[Source data]
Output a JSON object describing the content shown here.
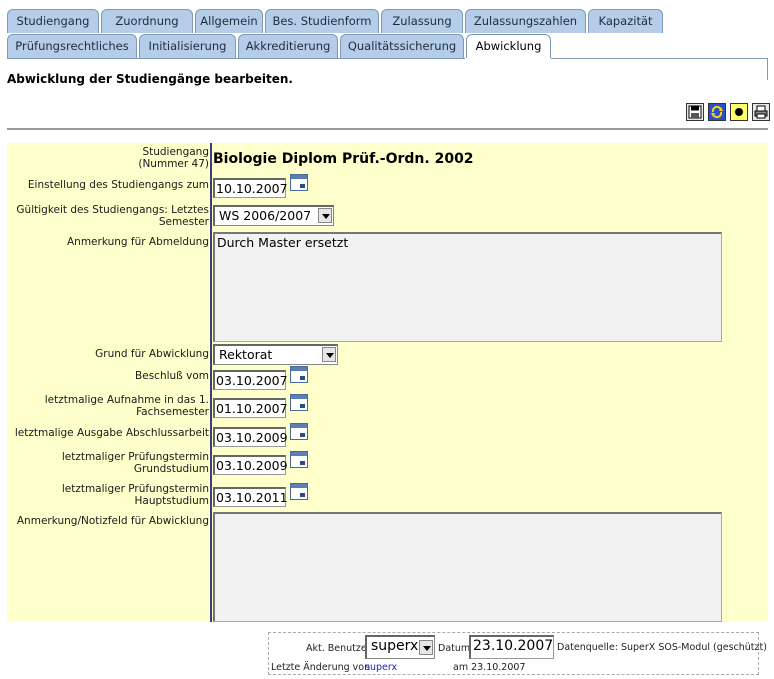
{
  "tabs": {
    "row1": [
      "Studiengang",
      "Zuordnung",
      "Allgemein",
      "Bes. Studienform",
      "Zulassung",
      "Zulassungszahlen",
      "Kapazität"
    ],
    "row2": [
      "Prüfungsrechtliches",
      "Initialisierung",
      "Akkreditierung",
      "Qualitätssicherung",
      "Abwicklung"
    ],
    "active": "Abwicklung"
  },
  "page": {
    "heading": "Abwicklung der Studiengänge bearbeiten."
  },
  "toolbar": {
    "icons": [
      "save-icon",
      "refresh-icon",
      "record-icon",
      "print-icon"
    ]
  },
  "form": {
    "studiengang_label_1": "Studiengang",
    "studiengang_label_2": "(Nummer 47)",
    "studiengang_value": "Biologie Diplom Prüf.-Ordn. 2002",
    "einstellung_label": "Einstellung des Studiengangs zum",
    "einstellung_value": "10.10.2007",
    "gueltigkeit_label_1": "Gültigkeit des Studiengangs: Letztes",
    "gueltigkeit_label_2": "Semester",
    "gueltigkeit_value": "WS 2006/2007",
    "anmerkung_label": "Anmerkung für Abmeldung",
    "anmerkung_value": "Durch Master ersetzt",
    "grund_label": "Grund für Abwicklung",
    "grund_value": "Rektorat",
    "beschluss_label": "Beschluß vom",
    "beschluss_value": "03.10.2007",
    "aufnahme_label_1": "letztmalige Aufnahme in das 1.",
    "aufnahme_label_2": "Fachsemester",
    "aufnahme_value": "01.10.2007",
    "ausgabe_label": "letztmalige Ausgabe Abschlussarbeit",
    "ausgabe_value": "03.10.2009",
    "grundstudium_label_1": "letztmaliger Prüfungstermin",
    "grundstudium_label_2": "Grundstudium",
    "grundstudium_value": "03.10.2009",
    "hauptstudium_label_1": "letztmaliger Prüfungstermin",
    "hauptstudium_label_2": "Hauptstudium",
    "hauptstudium_value": "03.10.2011",
    "notiz_label": "Anmerkung/Notizfeld für Abwicklung",
    "notiz_value": ""
  },
  "footer": {
    "user_label": "Akt. Benutzer",
    "user_value": "superx",
    "date_label": "Datum",
    "date_value": "23.10.2007",
    "source_text": "Datenquelle: SuperX SOS-Modul (geschützt)",
    "last_change_label": "Letzte Änderung von",
    "last_change_user": "superx",
    "last_change_date": "am 23.10.2007"
  },
  "colors": {
    "tab_bg": "#b6cdea",
    "panel_bg": "#ffffcc",
    "divider": "#3d3c7c",
    "link": "#1a1ad0"
  }
}
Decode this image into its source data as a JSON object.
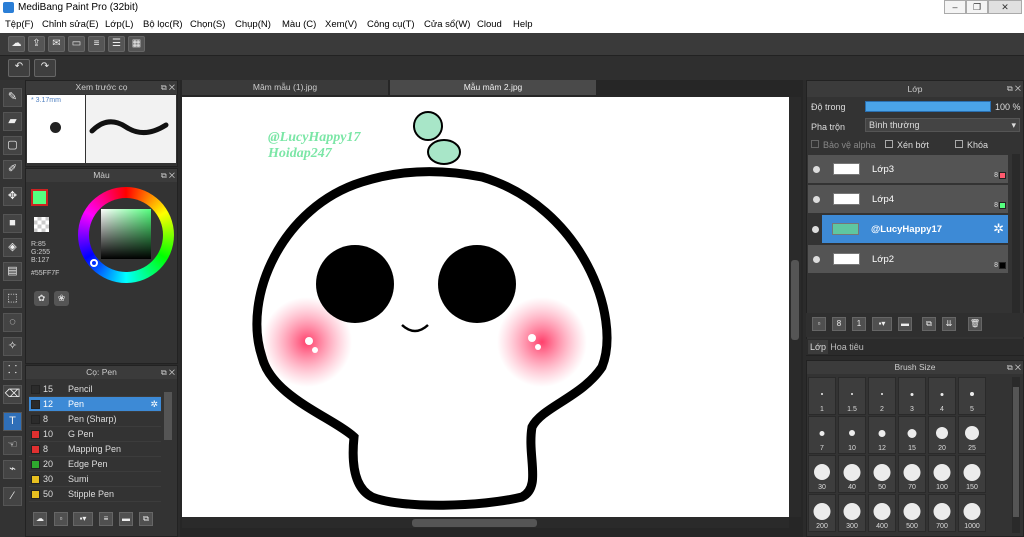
{
  "window": {
    "title": "MediBang Paint Pro (32bit)"
  },
  "menu": [
    "Tệp(F)",
    "Chỉnh sửa(E)",
    "Lớp(L)",
    "Bộ lọc(R)",
    "Chọn(S)",
    "Chụp(N)",
    "Màu (C)",
    "Xem(V)",
    "Công cụ(T)",
    "Cửa sổ(W)",
    "Cloud",
    "Help"
  ],
  "brushPreview": {
    "title": "Xem trước cọ",
    "size": "3.17mm"
  },
  "color": {
    "title": "Màu",
    "r": "R:85",
    "g": "G:255",
    "b": "B:127",
    "hex": "#55FF7F",
    "current": "#55ff7f"
  },
  "brushPanel": {
    "title": "Cọ: Pen",
    "items": [
      {
        "num": "15",
        "label": "Pencil",
        "color": "#2b2b2b"
      },
      {
        "num": "12",
        "label": "Pen",
        "color": "#2b2b2b"
      },
      {
        "num": "8",
        "label": "Pen (Sharp)",
        "color": "#2b2b2b"
      },
      {
        "num": "10",
        "label": "G Pen",
        "color": "#e03030"
      },
      {
        "num": "8",
        "label": "Mapping Pen",
        "color": "#e03030"
      },
      {
        "num": "20",
        "label": "Edge Pen",
        "color": "#2eaa2e"
      },
      {
        "num": "30",
        "label": "Sumi",
        "color": "#e8c020"
      },
      {
        "num": "50",
        "label": "Stipple Pen",
        "color": "#e8c020"
      }
    ]
  },
  "tabs": [
    "Mâm mẫu (1).jpg",
    "Mẫu mâm 2.jpg"
  ],
  "watermark": {
    "line1": "@LucyHappy17",
    "line2": "Hoidap247"
  },
  "layerPanel": {
    "title": "Lớp",
    "opacityLabel": "Độ trong",
    "opacityValue": "100 %",
    "blendLabel": "Pha trộn",
    "blendValue": "Bình thường",
    "protectAlpha": "Bảo vệ alpha",
    "clipping": "Xén bớt",
    "lock": "Khóa",
    "layers": [
      {
        "name": "Lớp3",
        "num": "8",
        "color": "#ff5a6e"
      },
      {
        "name": "Lớp4",
        "num": "8",
        "color": "#55ff7f"
      },
      {
        "name": "@LucyHappy17",
        "num": "",
        "color": ""
      },
      {
        "name": "Lớp2",
        "num": "8",
        "color": "#000000"
      }
    ],
    "tabLayer": "Lớp",
    "tabNav": "Hoa tiêu"
  },
  "brushSize": {
    "title": "Brush Size",
    "sizes": [
      "1",
      "1.5",
      "2",
      "3",
      "4",
      "5",
      "7",
      "10",
      "12",
      "15",
      "20",
      "25",
      "30",
      "40",
      "50",
      "70",
      "100",
      "150",
      "200",
      "300",
      "400",
      "500",
      "700",
      "1000"
    ]
  }
}
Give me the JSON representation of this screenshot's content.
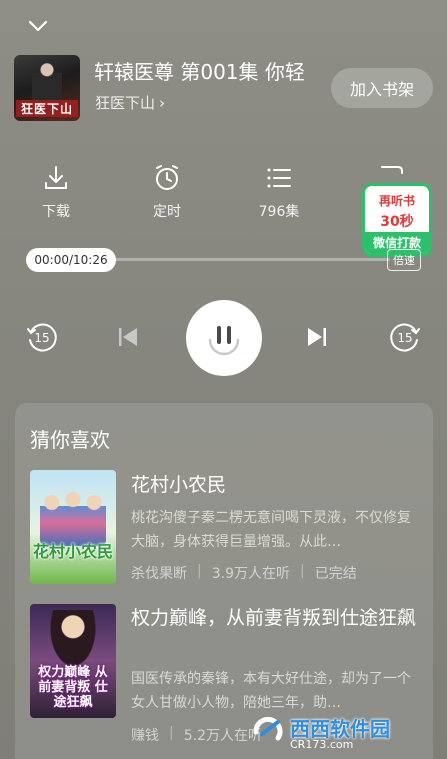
{
  "player": {
    "episode_title": "轩辕医尊 第001集 你轻",
    "album_name": "狂医下山",
    "album_chevron": "›",
    "cover_text": "狂医下山",
    "bookshelf_label": "加入书架",
    "functions": [
      {
        "label": "下载",
        "icon": "download-icon"
      },
      {
        "label": "定时",
        "icon": "alarm-icon"
      },
      {
        "label": "796集",
        "icon": "list-icon"
      },
      {
        "label": "…",
        "icon": "more-icon"
      }
    ],
    "promo": {
      "line1": "再听书",
      "line2": "30秒",
      "button": "微信打款"
    },
    "time_display": "00:00/10:26",
    "progress_fraction": 0.0,
    "speed_label": "倍速",
    "rewind_label": "15",
    "forward_label": "15"
  },
  "recommend": {
    "title": "猜你喜欢",
    "items": [
      {
        "name": "花村小农民",
        "desc": "桃花沟傻子秦二楞无意间喝下灵液，不仅修复大脑，身体获得巨量增强。从此…",
        "author": "杀伐果断",
        "listeners": "3.9万人在听",
        "status": "已完结",
        "cover_text": "花村小农民"
      },
      {
        "name": "权力巅峰，从前妻背叛到仕途狂飙",
        "desc": "国医传承的秦锋，本有大好仕途，却为了一个女人甘做小人物，陪她三年，助…",
        "author": "赚钱",
        "listeners": "5.2万人在听",
        "status": "",
        "cover_text": "权力巅峰 从前妻背叛 仕途狂飙"
      }
    ]
  },
  "watermark": {
    "text": "西西软件园",
    "sub": "CR173.com"
  },
  "colors": {
    "accent_green": "#2cc06a",
    "promo_red": "#e23a3a",
    "background": "#878780"
  }
}
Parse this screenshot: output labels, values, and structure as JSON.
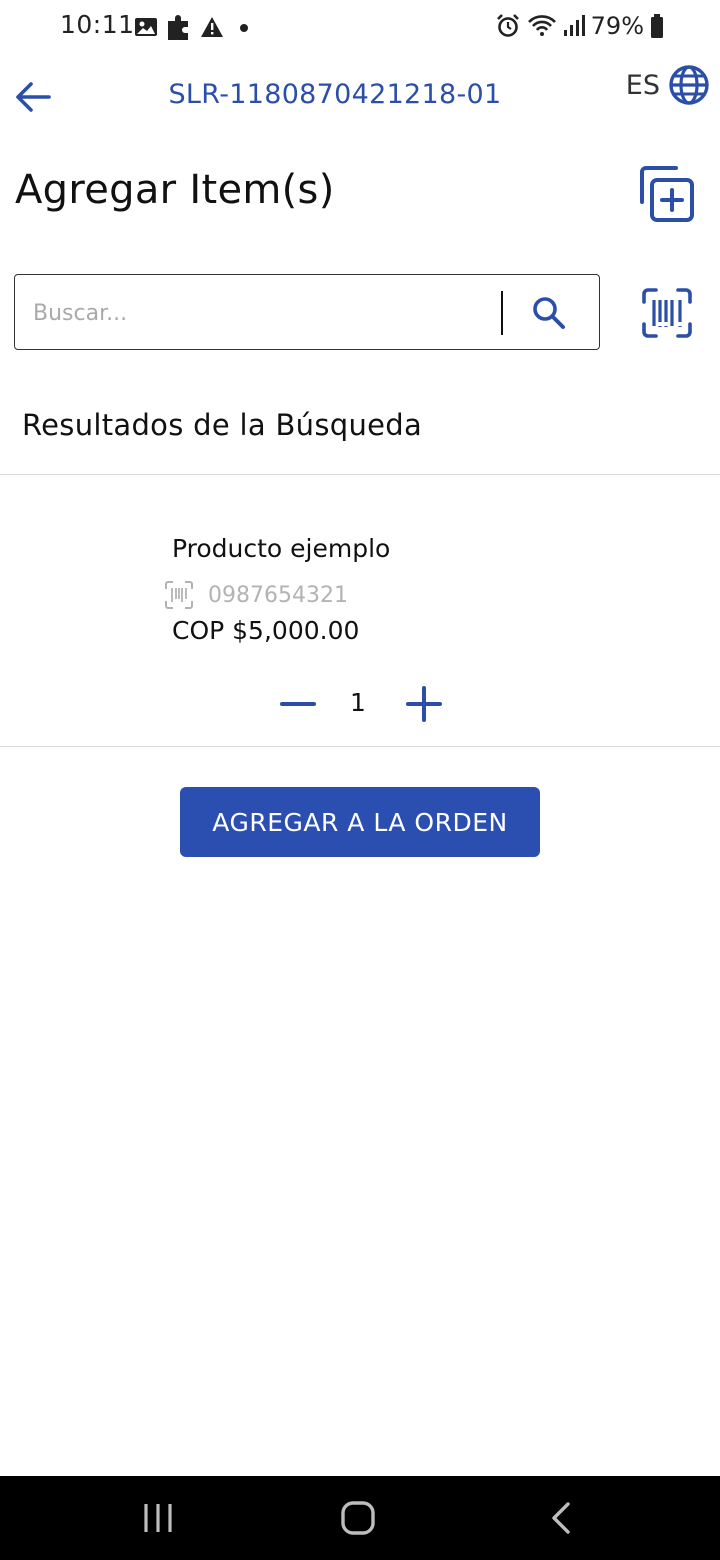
{
  "status_bar": {
    "time": "10:11",
    "battery": "79%",
    "icons_left": [
      "image-icon",
      "puzzle-icon",
      "warning-icon",
      "dot-icon"
    ],
    "icons_right": [
      "alarm-icon",
      "wifi-icon",
      "signal-icon",
      "battery-icon"
    ]
  },
  "header": {
    "order_id": "SLR-1180870421218-01",
    "language": "ES"
  },
  "page": {
    "title": "Agregar Item(s)"
  },
  "search": {
    "placeholder": "Buscar...",
    "value": ""
  },
  "results": {
    "heading": "Resultados de la Búsqueda",
    "items": [
      {
        "name": "Producto ejemplo",
        "sku": "0987654321",
        "price": "COP $5,000.00",
        "quantity": "1"
      }
    ]
  },
  "actions": {
    "add_to_order_label": "AGREGAR A LA ORDEN"
  },
  "colors": {
    "accent": "#2b4fb0",
    "text": "#111111",
    "muted": "#b3b3b3"
  }
}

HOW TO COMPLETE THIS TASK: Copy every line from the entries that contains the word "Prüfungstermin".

ANSWER TO THIS TASK:
    "grundstudium_label_1": "letztmaliger Prüfungstermin",
    "hauptstudium_label_1": "letztmaliger Prüfungstermin",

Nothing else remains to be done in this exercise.